Sunday, June 6, 2010
Tuesday, April 27, 2010
- Did you apply for something you were highly (not just slightly) qualified for?
- Did you tailor your resume to the job description?
- Did you write a resume that makes you stand out?
- Did you list only relevant experience? (We're looking for quality, not quantity.)
- Did you make sure there were no mistakes in your cover letter and resume?
- Did you follow all their instructions for submitting an application?
- Did you send it in on time?
- Did you sound professional?
Sunday, April 18, 2010
- Qualified // I know this sounds obvious, but the first 50% were eliminated because they weren't even close to qualified. They were carpet-bombers. They sent out their resume to anything out there. They wasted their time – and ours. Which also means they didn't spend enough time focusing on jobs they were qualified for – and may have missed out on landing.
- Relevant information // All the information on the resume was relevant to the job we were looking to fill. They left out their coffee shop job, their sorority "responsibilities" and the bullshit info that career services always tells you to put on your resume.
- Concise, yet specific // Made it easy for the reviewers to find the most important information on their resume. If reviewers have to wade through a bunch of crap to get to what they want, they are likely to bail out of the resume. Remove all extraneous information. Think and rethink every word on your resume.
- Followed directions // Simple, right? You'd be amazed at how many people didn't follow even the simplest directions. We asked each candidate to answer a few quick questions. There were a few very qualified people who failed to do what we asked. They were eliminated from consideration. It told us they didn't pay attention – which meant they weren't right for the job. Stupid way to miss out on a job.
- Made us believe // Lastly, they made us believe they were specifically interested in the job we were looking to fill – not just any old job. Their resume was geared towards the job. Their cover letter was specific and not just a template. And they followed all the above steps.
Friday, January 29, 2010
- Find an unpaid internship. The experience is worth more than money.
- Set up informational interviews. (Don't roll your eyes.) It's a great way to build your network.
- Know the top ten places you want to work. And know them inside and out.
- Network, network, network. When you think you've networked enough, network some more.
- Keep in touch with your contacts.
- Find things that draw you closer to what you ultimately want to do. Subscribe to Ad Age, Communications Arts, etc.; join the local American Advertising Federation chapter or other local industry associations; get involved in charity work; take more classes; read industry books.)
- Form a virtual agency. I did. Gather together people in the same boat as you and find a pro bono client to create work for.
- Start freelancing.
- Work social media. You'll be amazed at the number of positions posted through LinkedIn, Twitter or Facebook that you won't see anywhere else.
Friday, December 4, 2009
What that means is that you must be as competitive as you can possibly be in order to get hired. You must be smart in your research, how you organize yourself, how you network and communicate, how you interview, and how you build your support system.
The most successful job-seekers, those who get an offer for the job they want, have practiced and drilled and mastered the basic, building-block skills.

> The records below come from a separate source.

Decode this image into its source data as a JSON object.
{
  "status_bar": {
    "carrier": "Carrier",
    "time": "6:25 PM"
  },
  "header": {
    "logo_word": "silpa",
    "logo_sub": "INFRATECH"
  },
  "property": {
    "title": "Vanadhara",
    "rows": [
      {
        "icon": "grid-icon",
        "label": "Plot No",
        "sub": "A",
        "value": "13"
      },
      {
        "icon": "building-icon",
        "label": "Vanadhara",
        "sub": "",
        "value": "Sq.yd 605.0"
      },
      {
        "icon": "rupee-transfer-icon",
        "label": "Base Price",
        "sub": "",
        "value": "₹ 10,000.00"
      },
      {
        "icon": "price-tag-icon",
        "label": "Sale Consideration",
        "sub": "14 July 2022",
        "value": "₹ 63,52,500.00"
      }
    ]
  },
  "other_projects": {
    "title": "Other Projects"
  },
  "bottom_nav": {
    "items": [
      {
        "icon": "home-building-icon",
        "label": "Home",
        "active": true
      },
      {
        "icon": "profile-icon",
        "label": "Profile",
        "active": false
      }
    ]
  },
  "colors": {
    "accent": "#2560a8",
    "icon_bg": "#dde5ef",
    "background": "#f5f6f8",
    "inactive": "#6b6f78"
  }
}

They have crafted their own personal marketing statements, they can introduce themselves and initiate effective networking conversations, they can tailor a resume and cover letter for target companies, they can present themselves professionally in an interview, and they know how to negotiate an offer. Hiring managers look not only for competence, but also for polished communication and confidence.
These are skills that can be practiced in classrooms and workshops, and with mentors, counselors, and peers. There is no substitute for practice! The most important things to practice include: what you say about yourself; how you describe what you’re looking for; how you ask others to help you; what you say in dialogue with an interviewer; and how you follow up after the interview.
Here is some good news. There’s a whole new way for you to prepare to compete effectively for the job you want. Lisa Correu and I have created AfterSchool Career Workshops, which kick off next week. Each workshop is a self-contained, one-day session which covers all the bases and equips you to leave with a game plan and all the tactics you need to make it happen. We’ve had lots of terrific support in putting this together, including our logo design courtesy of Springboard Creative (thanks, Kevin!), and we’ve poured our collective experience as recruiters and hiring managers into giving you intensive coaching and guidance.
Our first sessions will take place next week, on December 9 and December 12 in Kansas City, MO. If you’d like to be our guest as we bring this training to the market, we’d like to give you an opportunity to attend free! (We will be charging $125+ after January 1st.) In return, we’ll ask you to provide us some video feedback on the content during the final half hour.
If you’re interested in attending free (this is a one-time-only opportunity), visit our website and email us through the Contact Us button before Monday, December 7. While you’re there, be sure to read the list of everything you’ll learn, check out our blog (tips galore), and help yourself to the free downloads.
Let’s get new graduates hired!